A list of the brands LUXE will accept is provided online; Reinhart says it was developed by paying close attention to what others have successfully set as standards — there’s no use in reinventing the wheel.
He feels the high-low balance will set thredUP’s offering apart from competitors, along with the ability of the consumer to buy and sell with ease across multiple price points. Sites that are solely dedicated to luxury resale “will find it hard to compete,” he says.
“We’re taking a very deliberate approach to ensure that the consignor is getting a great service, and that the buyer can trust the experience. It’s an area where we’ve invested a lot of time, and it’s an area where we’ll continue to get smarter.”
— James Reinhart, thredUP
Some buy, some sell
There has been a recent trend of luxury consignment sites — which some call luxury “re-commerce” — presenting themselves first as technology companies.

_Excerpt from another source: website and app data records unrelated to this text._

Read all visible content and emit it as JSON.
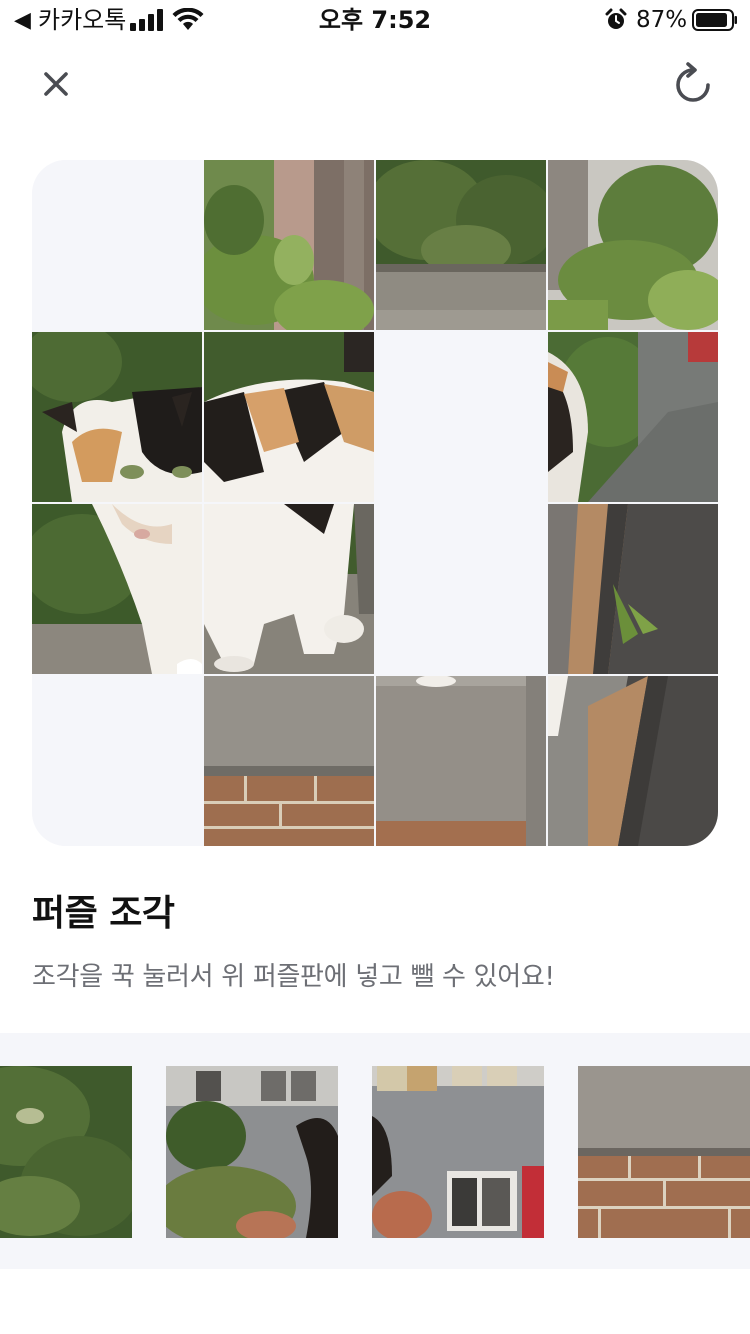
{
  "status_bar": {
    "back_app": "카카오톡",
    "time": "오후 7:52",
    "battery": "87%",
    "icons": [
      "back-arrow-icon",
      "signal-icon",
      "wifi-icon",
      "alarm-icon",
      "battery-icon"
    ]
  },
  "toolbar": {
    "close_icon": "close-icon",
    "refresh_icon": "refresh-icon"
  },
  "board": {
    "rows": 4,
    "cols": 4,
    "empty_cells": [
      0,
      6,
      10,
      12
    ]
  },
  "pieces_section": {
    "title": "퍼즐 조각",
    "description": "조각을 꾹 눌러서 위 퍼즐판에 넣고 뺄 수 있어요!"
  },
  "tray": {
    "piece_count": 4
  },
  "colors": {
    "accent_bg": "#f5f6fa",
    "text_primary": "#111111",
    "text_secondary": "#6d6f75"
  }
}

Fung noted in its February 2017 report, “Deep Dive: Fashion Re-Commerce Evolution,” that investors had poured more than half a billion dollars into the online fashion consignment industry overall since 2009, an indicator of market value and growth.
Vestiaire Collective, according to the report, had received $130 million in five funding rounds by that point; The RealReal had raised $122 million since 2011.
Sites like these may well include advanced platforms and beautiful interfaces aimed at stellar customer service. Even so, analysts say, placing the technology first may be nothing more than a tactic to gain higher investments.
Besides, Cheris says, what sets a company like The RealReal apart is that it offers a white glove in-home pickup service. “It’s the non-tech part of that business that’s hard to copy,” he says.
One other mystery that’s yet to sort itself out: whether buyers and sellers will increasingly merge into one and the same as the industry grows. Some already view online consignment as similar to a rental mechanism, in which clothes are bought, used for a short period of time and then resold.
Conversely, it may be that the seller market is concentrated among what Cheris calls the “rich fashionistas,” who will purchase and sell, but not likely buy used from the same site.
Meanwhile, Reinhart is not sure he cares. There has always been a segment that buys, a segment that sells and a segment that does both, “and everyone can get along together,” he says.
‘Room for growth’
It’s important to note that even with the recent growth, it’s still a fairly minute segment of the market overall: Less than 20 percent of U.S. households buy any luxury at all, Cheris says — online or not.
“There is lots of room for growth,” he says. “We’ll see if it happens. In the sense that most people don’t wear the things that are in their wardrobe, they have a bunch of extra stuff sitting in there, and it’s probably recent enough that it would be fine.”
Danziger is of like mind: “We all have too much stuff,” she says. “We’ve reached the point we want to be rid of it. We want to lighten our load, keep what’s worthwhile and be done with the rest.”
And folks like Reinhart will be ready to receive it — no matter how luxurious.
“I do have my doubts about how big luxury consignment can be in general,” Reinhart admits.
“The whole point of luxury is to have some constraint on the number of things,” he says. “Luxury players will be smart, over time, to ensure the integrity of their brand and not overproduce. As for us, luxury consignment will be a growing part of our business, but the bulk of our business forever will be in the more mainstream, traditional brands, because of the apparel that’s in the market.”
Fiona Soltes, a freelancer based near Nashville, Tenn., loves a good bargain almost as much as she loves
a good story.